San Vitale and the Justinian Mosaic

Gold, glass, and marble dazzle the eye in this 6th-century church. High above us, Emperor Justinian presides.

San Vitale, begun c. 526–27, consecrated 547, Ravenna (Italy)

San Vitale is one of the most important surviving examples of Byzantine architecture and mosaic work. It was begun in 526 or 527 under Ostrogothic rule. It was consecrated in 547 and completed soon after.

San Vitale, consecrated 547, Ravenna (photo:  Steven Zucker , CC: BY-NC-SA 2.0)

San Vitale, consecrated 547, Ravenna (photo:  Steven Zucker, CC: BY-NC-SA 2.0)

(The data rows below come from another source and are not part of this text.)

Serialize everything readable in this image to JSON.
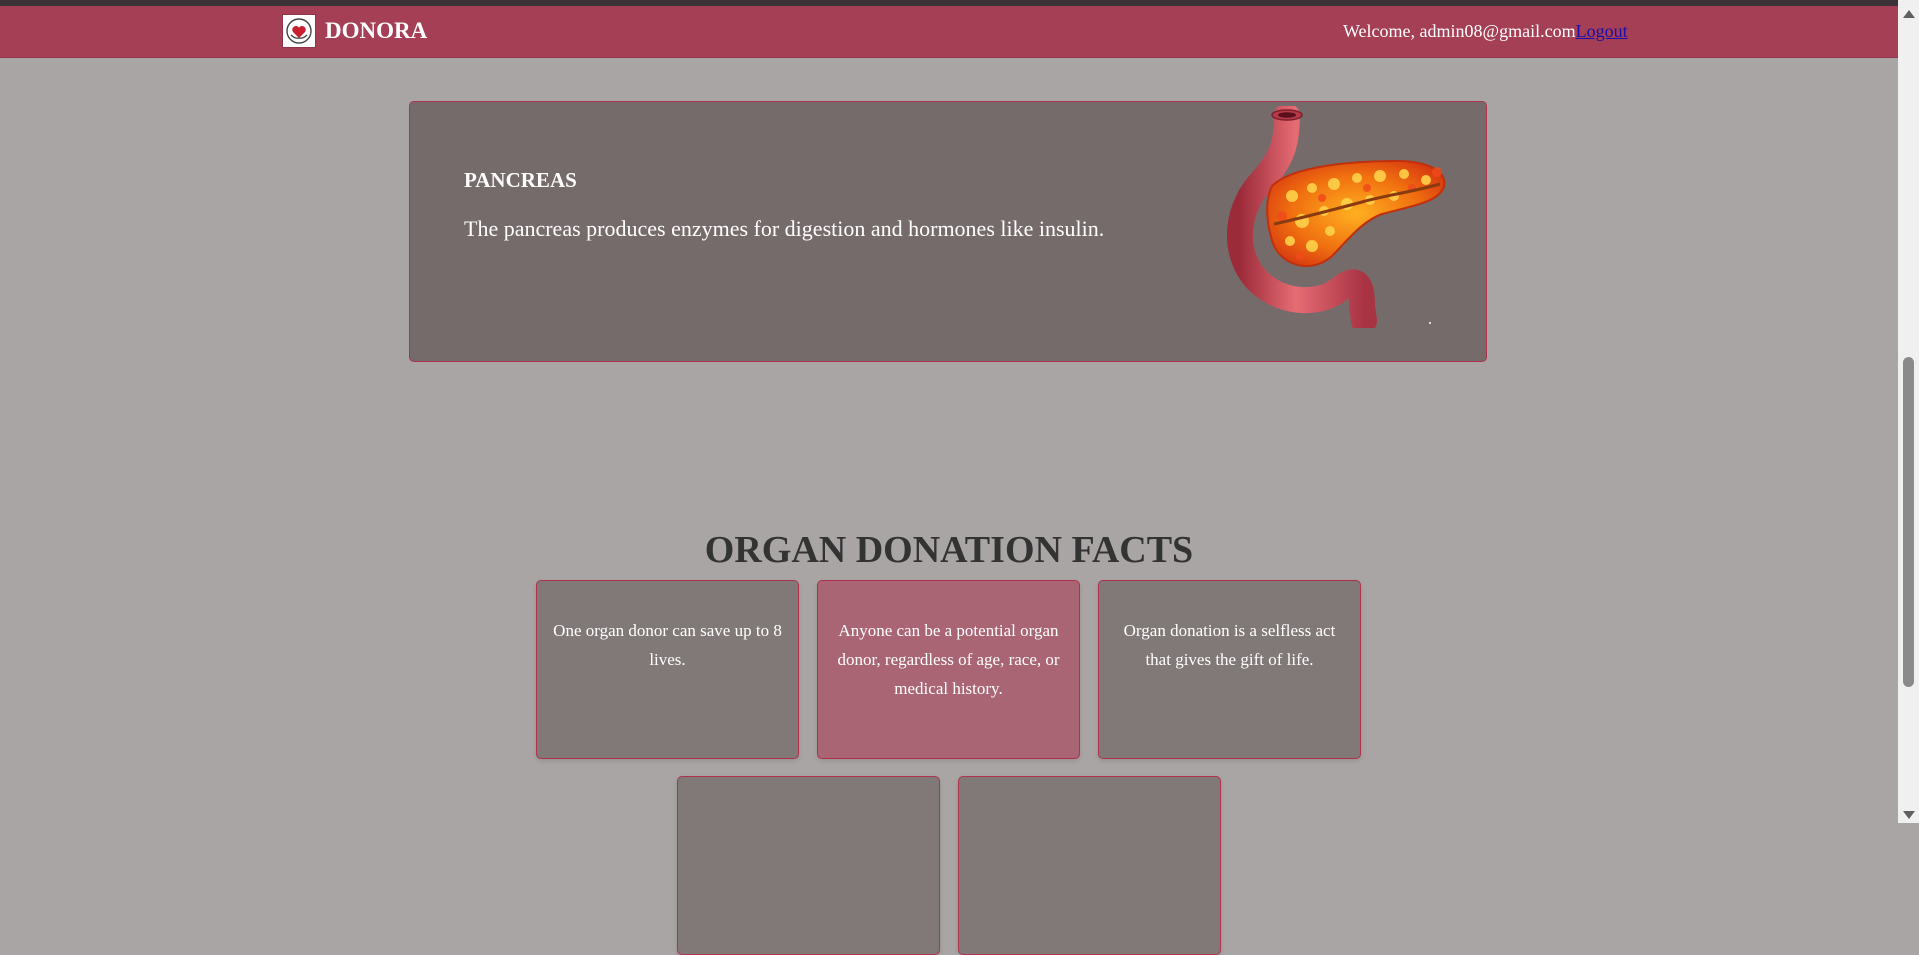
{
  "header": {
    "brand": "DONORA",
    "welcome": "Welcome, admin08@gmail.com",
    "logout": "Logout"
  },
  "organ": {
    "title": "PANCREAS",
    "description": "The pancreas produces enzymes for digestion and hormones like insulin.",
    "icon": "pancreas-illustration"
  },
  "facts": {
    "heading": "ORGAN DONATION FACTS",
    "items": [
      "One organ donor can save up to 8 lives.",
      "Anyone can be a potential organ donor, regardless of age, race, or medical history.",
      "Organ donation is a selfless act that gives the gift of life.",
      "",
      ""
    ]
  },
  "colors": {
    "navbar": "#a43f55",
    "page_background": "#a9a5a4",
    "card_background": "#766b6b",
    "fact_background": "#817878",
    "fact_highlight": "#a96574"
  }
}
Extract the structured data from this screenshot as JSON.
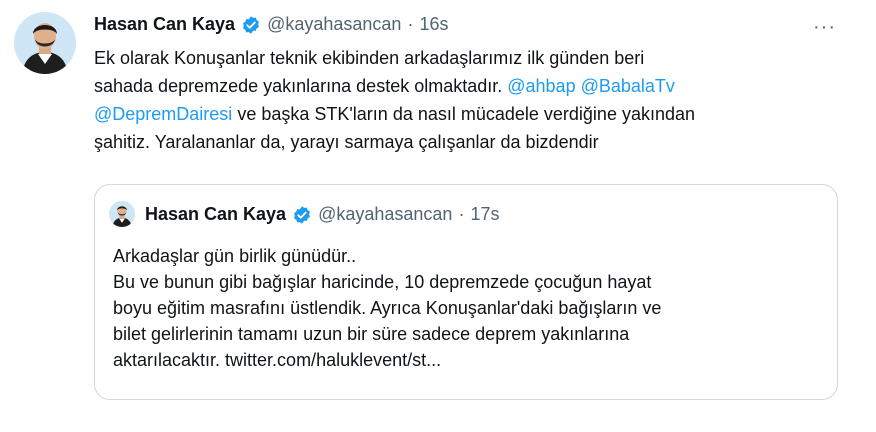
{
  "tweet": {
    "author_name": "Hasan Can Kaya",
    "handle": "@kayahasancan",
    "separator": "·",
    "time": "16s",
    "more_glyph": "···",
    "body": {
      "line1": "Ek olarak Konuşanlar teknik ekibinden arkadaşlarımız ilk günden beri",
      "line2_text": "sahada depremzede yakınlarına destek olmaktadır. ",
      "mention_ahbap": "@ahbap",
      "mention_babala": "@BabalaTv",
      "mention_deprem": "@DepremDairesi",
      "line3_rest": " ve başka STK'ların da nasıl mücadele verdiğine yakından",
      "line4": "şahitiz. Yaralananlar da, yarayı sarmaya çalışanlar da bizdendir"
    }
  },
  "quoted": {
    "author_name": "Hasan Can Kaya",
    "handle": "@kayahasancan",
    "separator": "·",
    "time": "17s",
    "line1": "Arkadaşlar gün birlik günüdür..",
    "line2": "Bu ve bunun gibi bağışlar haricinde, 10 depremzede çocuğun hayat",
    "line3": "boyu eğitim masrafını üstlendik. Ayrıca Konuşanlar'daki bağışların ve",
    "line4": "bilet gelirlerinin tamamı uzun bir süre sadece deprem yakınlarına",
    "line5": "aktarılacaktır. twitter.com/haluklevent/st..."
  },
  "icons": {
    "avatar": "avatar-photo",
    "verified": "verified-badge-icon",
    "more": "more-icon"
  },
  "colors": {
    "accent": "#1d9bf0",
    "text": "#0f1419",
    "muted": "#536471",
    "border": "#cfd9de"
  }
}
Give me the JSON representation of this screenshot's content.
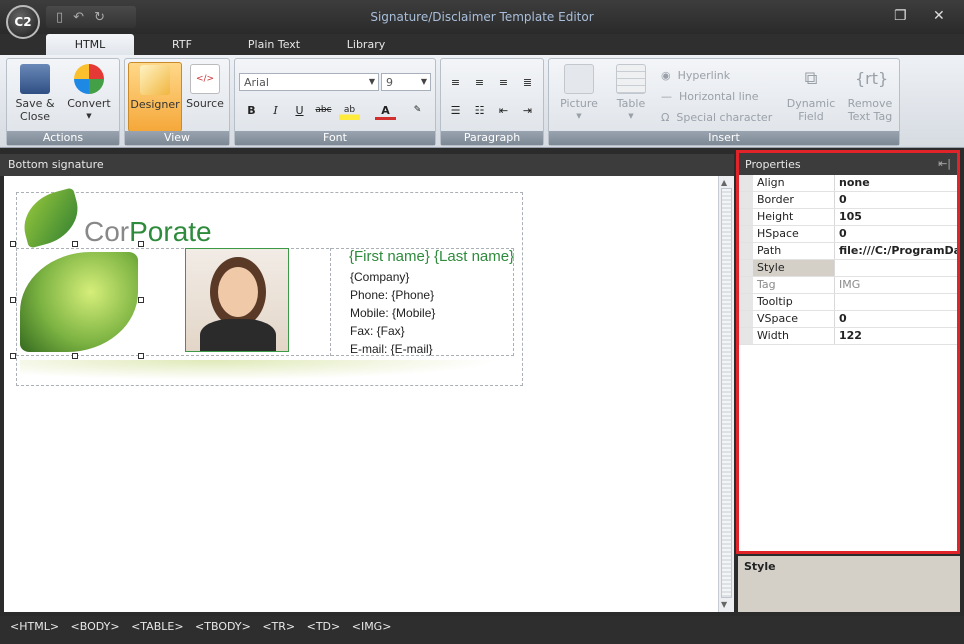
{
  "window": {
    "title": "Signature/Disclaimer Template Editor",
    "app_logo": "C2"
  },
  "ribbon_tabs": [
    "HTML",
    "RTF",
    "Plain Text",
    "Library"
  ],
  "groups": {
    "actions": {
      "label": "Actions",
      "save": "Save &\nClose",
      "convert": "Convert"
    },
    "view": {
      "label": "View",
      "designer": "Designer",
      "source": "Source"
    },
    "font": {
      "label": "Font",
      "family": "Arial",
      "size": "9"
    },
    "paragraph": {
      "label": "Paragraph"
    },
    "insert": {
      "label": "Insert",
      "picture": "Picture",
      "table": "Table",
      "hyperlink": "Hyperlink",
      "hline": "Horizontal line",
      "special": "Special character",
      "dynamic": "Dynamic\nField",
      "remove": "Remove\nText Tag"
    }
  },
  "document": {
    "header": "Bottom signature",
    "brand_a": "Cor",
    "brand_b": "Porate",
    "name_line": "{First name} {Last name}",
    "company": "{Company}",
    "phone": "Phone: {Phone}",
    "mobile": "Mobile: {Mobile}",
    "fax": "Fax: {Fax}",
    "email": "E-mail: {E-mail}"
  },
  "properties": {
    "title": "Properties",
    "rows": [
      {
        "k": "Align",
        "v": "none"
      },
      {
        "k": "Border",
        "v": "0"
      },
      {
        "k": "Height",
        "v": "105"
      },
      {
        "k": "HSpace",
        "v": "0"
      },
      {
        "k": "Path",
        "v": "file:///C:/ProgramDa"
      },
      {
        "k": "Style",
        "v": ""
      },
      {
        "k": "Tag",
        "v": "IMG"
      },
      {
        "k": "Tooltip",
        "v": ""
      },
      {
        "k": "VSpace",
        "v": "0"
      },
      {
        "k": "Width",
        "v": "122"
      }
    ],
    "description": "Style"
  },
  "statusbar": [
    "<HTML>",
    "<BODY>",
    "<TABLE>",
    "<TBODY>",
    "<TR>",
    "<TD>",
    "<IMG>"
  ],
  "colors": {
    "brand_green": "#2e8b3c",
    "highlight_red": "#e0242a"
  }
}
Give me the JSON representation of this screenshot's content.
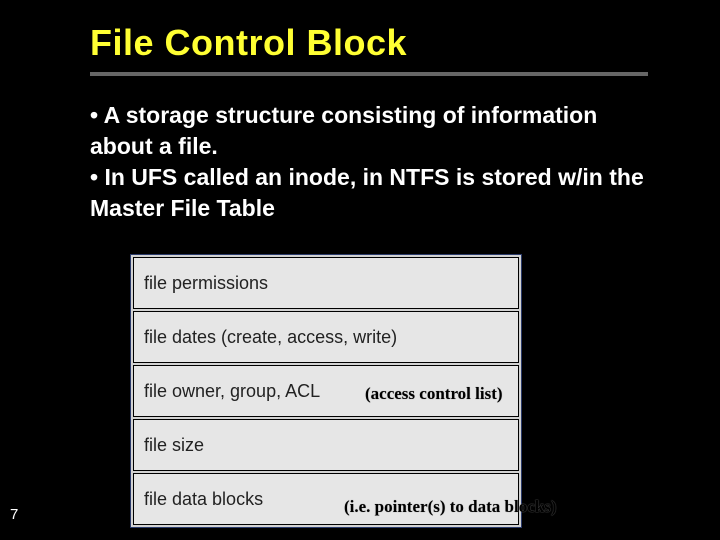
{
  "slide": {
    "title": "File Control Block",
    "page_number": "7"
  },
  "bullets": {
    "b1": "• A storage structure consisting of information about a file.",
    "b2": "• In UFS called an inode, in NTFS is stored w/in the Master File Table"
  },
  "fcb": {
    "r1": "file permissions",
    "r2": "file dates (create, access, write)",
    "r3": "file owner, group, ACL",
    "r4": "file size",
    "r5": "file data blocks"
  },
  "annotations": {
    "acl": "(access control list)",
    "ptr": "(i.e. pointer(s) to data blocks)"
  }
}
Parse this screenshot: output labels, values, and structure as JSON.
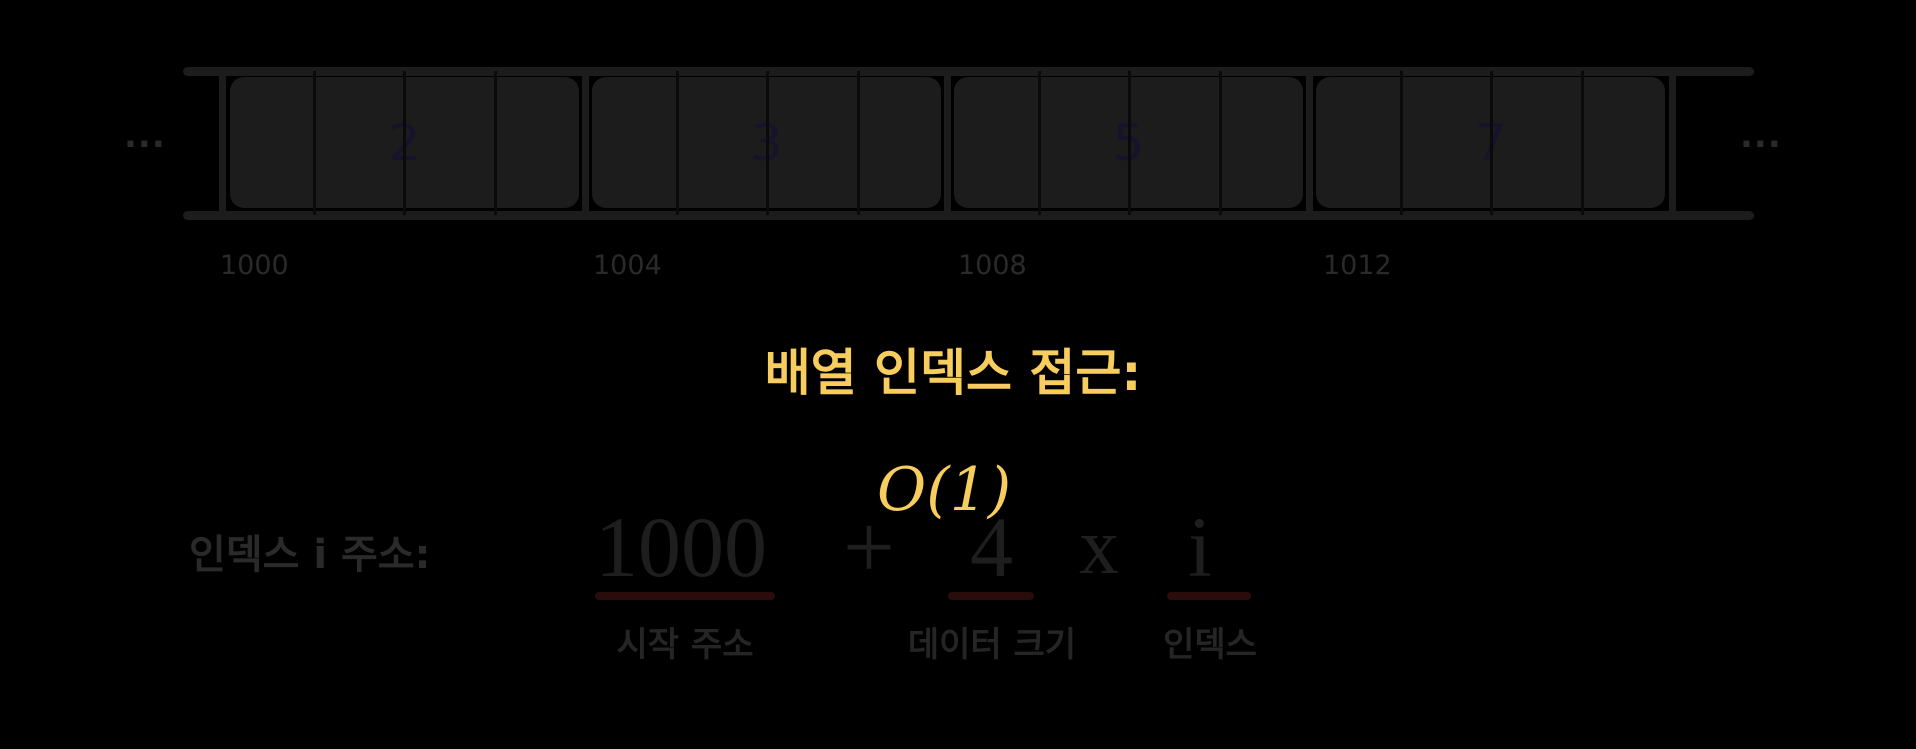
{
  "memory": {
    "cells": [
      {
        "value": "2",
        "address": "1000"
      },
      {
        "value": "3",
        "address": "1004"
      },
      {
        "value": "5",
        "address": "1008"
      },
      {
        "value": "7",
        "address": "1012"
      }
    ],
    "left_ellipsis": "...",
    "right_ellipsis": "..."
  },
  "title": "배열 인덱스 접근:",
  "complexity": "O(1)",
  "formula": {
    "label": "인덱스 i 주소:",
    "start": "1000",
    "plus": "+",
    "size": "4",
    "times": "x",
    "index": "i",
    "start_caption": "시작 주소",
    "size_caption": "데이터 크기",
    "index_caption": "인덱스"
  },
  "colors": {
    "accent": "#f7cd5e",
    "underline": "#2a0c0c",
    "cell": "#1c1c1c"
  }
}
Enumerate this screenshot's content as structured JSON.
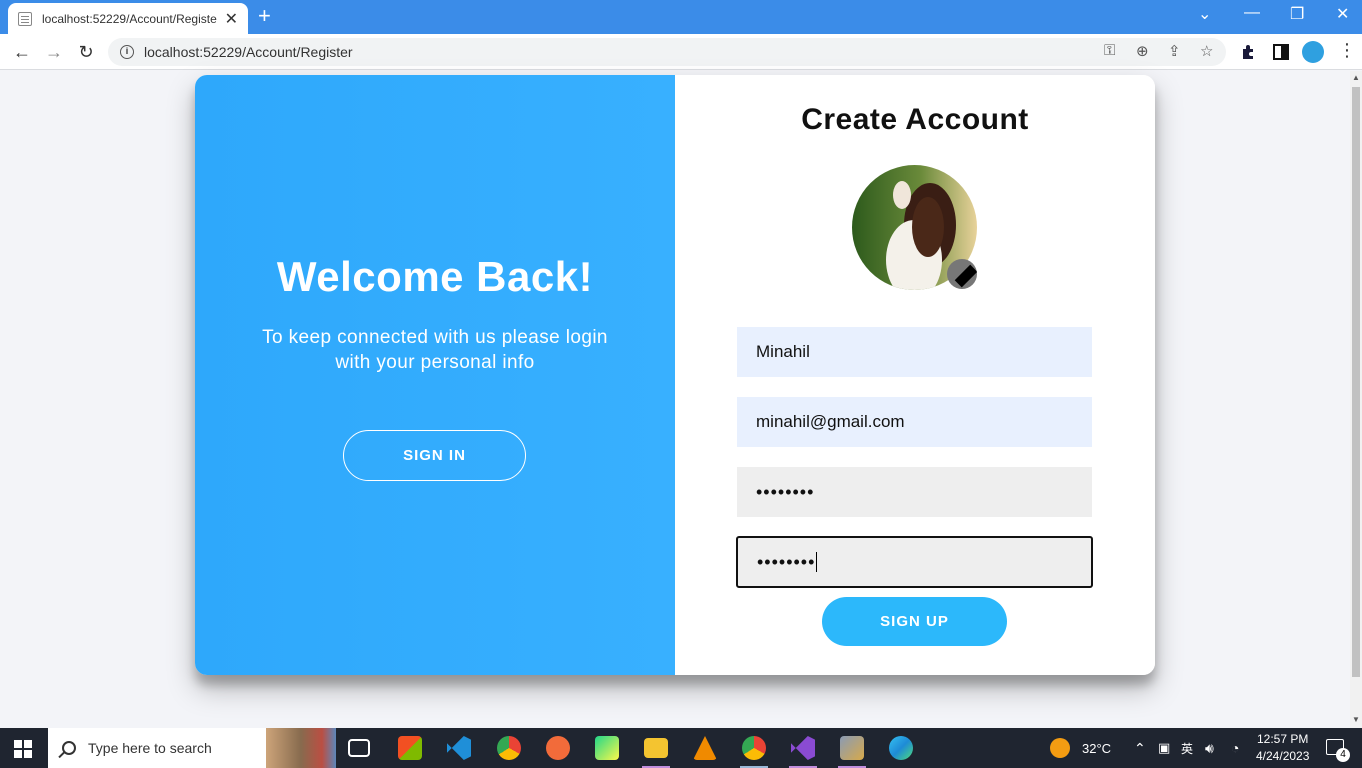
{
  "browser": {
    "tab_title": "localhost:52229/Account/Registe",
    "tab_close": "✕",
    "new_tab": "+",
    "url": "localhost:52229/Account/Register",
    "window_controls": {
      "tabs_menu": "⌄",
      "minimize": "—",
      "restore": "❐",
      "close": "✕"
    },
    "nav": {
      "back": "←",
      "forward": "→",
      "reload": "↻"
    },
    "url_icons": {
      "key": "⚿",
      "zoom": "⊕",
      "share": "⇪",
      "bookmark": "☆"
    },
    "menu": "⋮"
  },
  "left_panel": {
    "heading": "Welcome Back!",
    "text": "To keep connected with us please login with your personal info",
    "signin_label": "SIGN IN",
    "bg_color": "#33adff"
  },
  "right_panel": {
    "heading": "Create Account",
    "name_value": "Minahil",
    "email_value": "minahil@gmail.com",
    "password_value": "••••••••",
    "confirm_value": "••••••••",
    "signup_label": "SIGN UP",
    "button_color": "#2cb8fb"
  },
  "taskbar": {
    "search_placeholder": "Type here to search",
    "weather": "32°C",
    "time": "12:57 PM",
    "date": "4/24/2023",
    "notification_count": "4",
    "apps": [
      "task-view",
      "microsoft-store",
      "vscode",
      "chrome",
      "postman",
      "pycharm",
      "file-explorer",
      "vlc",
      "chrome-profile",
      "visual-studio",
      "tools",
      "edge"
    ]
  }
}
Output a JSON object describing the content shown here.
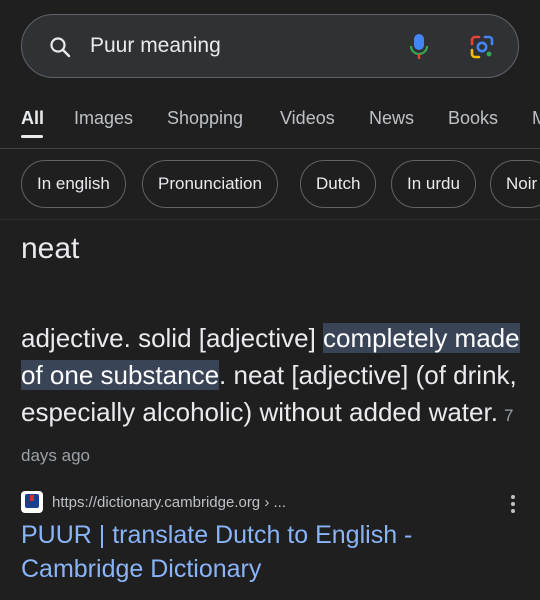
{
  "search": {
    "query": "Puur meaning"
  },
  "tabs": [
    "All",
    "Images",
    "Shopping",
    "Videos",
    "News",
    "Books",
    "M"
  ],
  "chips": [
    "In english",
    "Pronunciation",
    "Dutch",
    "In urdu",
    "Noir"
  ],
  "answer": {
    "word": "neat",
    "part1": "adjective. solid [adjective] ",
    "highlight": "completely made of one substance",
    "part2": ". neat [adjective] (of drink, especially alcoholic) without added water.",
    "time": "7 days ago"
  },
  "result": {
    "url": "https://dictionary.cambridge.org › ...",
    "title": "PUUR | translate Dutch to English - Cambridge Dictionary"
  },
  "colors": {
    "background": "#1f1f1f",
    "link": "#8ab4f8",
    "highlight": "#394457"
  }
}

One of the most famous images of political authority from the Middle Ages is the mosaic of the Emperor Justinian and his court in the sanctuary of the church of San Vitale in Ravenna, Italy. This image is an integral part of a much larger mosaic program in the chancel (the space around the altar).

Apse mosaic (photo: Steven Zucker, CC: BY-NC-SA 2.0)

Apse mosaic (photo: Steven Zucker, CC: BY-NC-SA 2.0)

A major theme of this mosaic program is the authority of the emperor in the Christian plan of history.

The mosaic program can also be seen to give visual testament to the two major ambitions of Justinian’s reign: as heir to the tradition of Roman Emperors, Justinian sought to restore the territorial boundaries of the Empire. As the Christian Emperor, he saw himself as the defender of the faith. As such it was his duty to establish religious uniformity or Orthodoxy throughout the Empire.

Justinian and his attendants (photo: byzantologist, CC BY-NC-SA 2.0)

Justinian and his attendants (photo: byzantologist, CC BY-NC-SA 2.0)

Who’s who in the mosaic and what they carry

In the chancel mosaic Justinian is posed frontally in the center. He is haloed and wears a crown and a purple imperial robe. He is flanked by members of the clergy on his left with the most prominent figure the Bishop Maximianus of Ravenna being labelled with an inscription. To Justinian’s right appear members of the imperial administration identified by the purple stripe, and at the very far left side of the mosaic appears a group of soldiers.

This mosaic thus establishes the central position of the Emperor between the power of the church and the power of the imperial administration and military. Like the Roman Emperors of the past, Justinian has religious, administrative, and military authority.

Apse detail (photo: Steven Zucker, CC: BY-NC-SA 2.0)

Apse detail (photo: Steven Zucker, CC: BY-NC-SA 2.0)

The clergy and Justinian carry in sequence from right to left a censer, the gospel book, the cross, and the bowl for the bread of the Eucharist. This identifies the mosaic as the so-called Little Entrance which marks the beginning of the Byzantine liturgy of the Eucharist. Justinian’s gesture of carrying the bowl with the bread of the Eucharist can be seen as an act of homage to the True King who appears in the adjacent apse mosaic (image left).

Christ, dressed in imperial purple and seated on an orb signifying universal dominion, offers the crown of martyrdom to St. Vitale, but the same gesture can be seen as offering the crown to Justinian in the mosaic below. Justinian is thus Christ’s vice-regent on earth, and his army is actually the army of Christ as signified by the Chi-Rho on the shield.

Justinian and Bishop Maximianus (detail), Justinian and his attendants (photo: byzantologist, CC BY-NC-SA 2.0)

Justinian and Bishop Maximianus (detail), Justinian and his attendants (photo: byzantologist, CC BY-NC-SA 2.0)

Who’s in Front?

Closer examination of the Justinian mosaic reveals an ambiguity in the positioning of the figures of Justinian and the Bishop Maximianus. Overlapping suggests that Justinian is the closest figure to the viewer, but when the positioning of the figures on the picture plane is considered, it is evident that Maximianus’s feet are lower on the picture plane which suggests that he is closer to the viewer. This can perhaps be seen as an indication of the tension between the authority of the Emperor and the church.

Additional resources:

Smarthistory’s free Guide to Byzantine Art e-book

360 view of the apse (Columbia University)

360 view from the nave (Columbia University)

Nazanin Hedayat Munroe, Dress Styles in the Mosaics of San Vitale

Sarah E. Bassett, Style and Meaning in the Imperial Panels at San Vitale

Mosaics of San Vitale in Ravenna by Dr. Allen Farber

Byzantium on the Metropolitan Museum of Art’s Timeline of Art History

360-degree Panorama of the Apse of San Vitale from Columbia University

Smarthistory images for teaching and learning:

More Smarthistory images …

Cite this page as: Dr. Allen Farber, "San Vitale and the Justinian Mosaic," in Smarthistory, August 8, 2015, accessed May 21, 2022,